- [INSTRUCTIONS FOR THE TASK]
Exactly as they appear, output all of the records. Skip any images.

Dataset rows describing interfaces:
--------------------------------------------------

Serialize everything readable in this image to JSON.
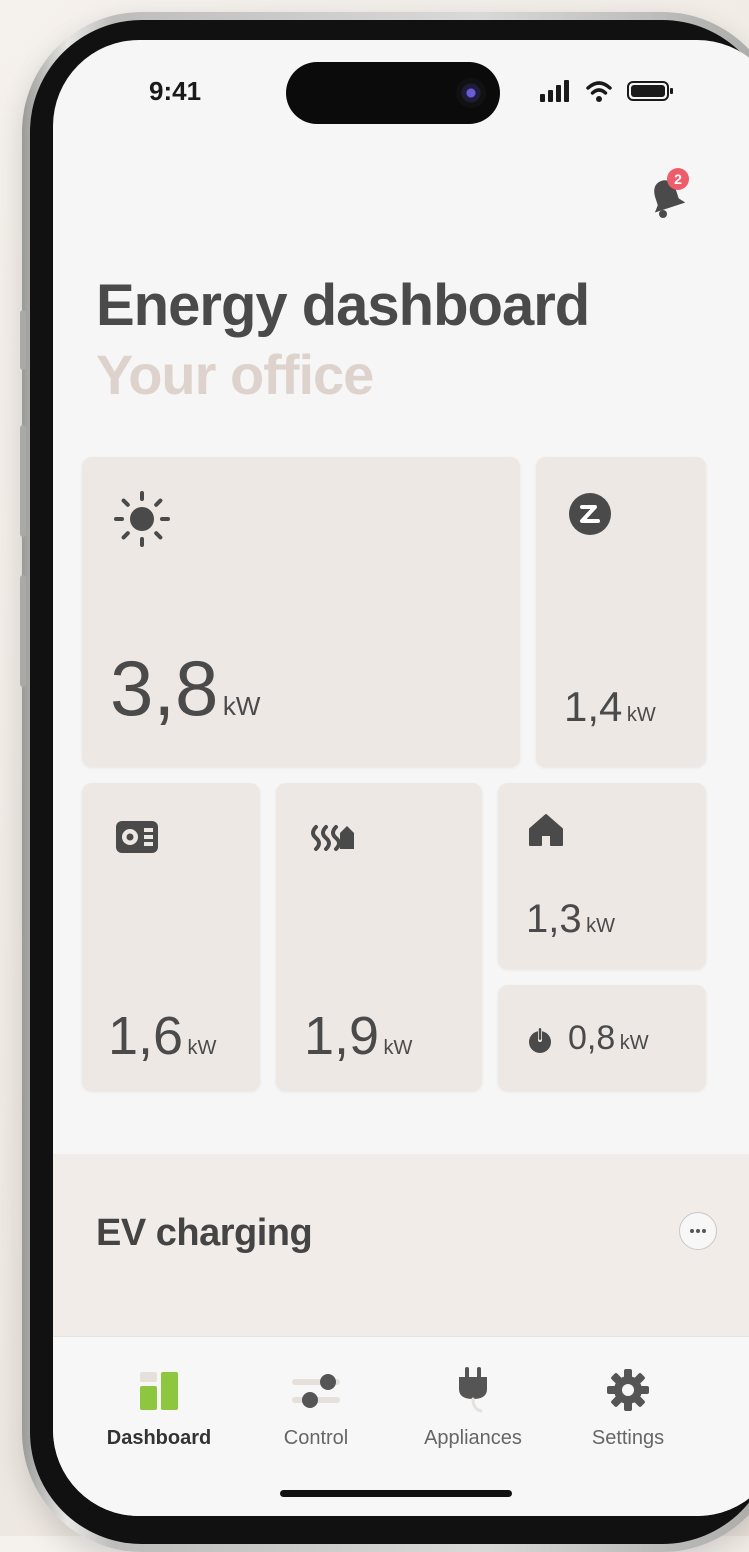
{
  "status_bar": {
    "time": "9:41"
  },
  "notifications": {
    "count": "2"
  },
  "header": {
    "title": "Energy dashboard",
    "subtitle": "Your office"
  },
  "tiles": {
    "solar": {
      "icon": "sun-icon",
      "value": "3,8",
      "unit": "kW"
    },
    "grid": {
      "icon": "grid-exchange-icon",
      "value": "1,4",
      "unit": "kW"
    },
    "battery": {
      "icon": "battery-icon",
      "value": "1,6",
      "unit": "kW"
    },
    "heat": {
      "icon": "heat-pump-icon",
      "value": "1,9",
      "unit": "kW"
    },
    "house": {
      "icon": "house-icon",
      "value": "1,3",
      "unit": "kW"
    },
    "standby": {
      "icon": "power-icon",
      "value": "0,8",
      "unit": "kW"
    }
  },
  "ev_section": {
    "title": "EV charging"
  },
  "tabs": [
    {
      "label": "Dashboard",
      "icon": "dashboard-icon",
      "active": true
    },
    {
      "label": "Control",
      "icon": "sliders-icon",
      "active": false
    },
    {
      "label": "Appliances",
      "icon": "plug-icon",
      "active": false
    },
    {
      "label": "Settings",
      "icon": "gear-icon",
      "active": false
    }
  ],
  "colors": {
    "accent": "#8dc63f",
    "tile_bg": "#ede8e4",
    "badge": "#ee5d6c"
  }
}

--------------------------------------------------

- [ANSWER TO THE PROBLEM]
Serialize everything readable in this image to JSON.
{
  "status_bar": {
    "time": "9:41"
  },
  "notifications": {
    "count": "2"
  },
  "header": {
    "title": "Energy dashboard",
    "subtitle": "Your office"
  },
  "tiles": {
    "solar": {
      "icon": "sun-icon",
      "value": "3,8",
      "unit": "kW"
    },
    "grid": {
      "icon": "grid-exchange-icon",
      "value": "1,4",
      "unit": "kW"
    },
    "battery": {
      "icon": "battery-icon",
      "value": "1,6",
      "unit": "kW"
    },
    "heat": {
      "icon": "heat-pump-icon",
      "value": "1,9",
      "unit": "kW"
    },
    "house": {
      "icon": "house-icon",
      "value": "1,3",
      "unit": "kW"
    },
    "standby": {
      "icon": "power-icon",
      "value": "0,8",
      "unit": "kW"
    }
  },
  "ev_section": {
    "title": "EV charging"
  },
  "tabs": [
    {
      "label": "Dashboard",
      "icon": "dashboard-icon",
      "active": true
    },
    {
      "label": "Control",
      "icon": "sliders-icon",
      "active": false
    },
    {
      "label": "Appliances",
      "icon": "plug-icon",
      "active": false
    },
    {
      "label": "Settings",
      "icon": "gear-icon",
      "active": false
    }
  ],
  "colors": {
    "accent": "#8dc63f",
    "tile_bg": "#ede8e4",
    "badge": "#ee5d6c"
  }
}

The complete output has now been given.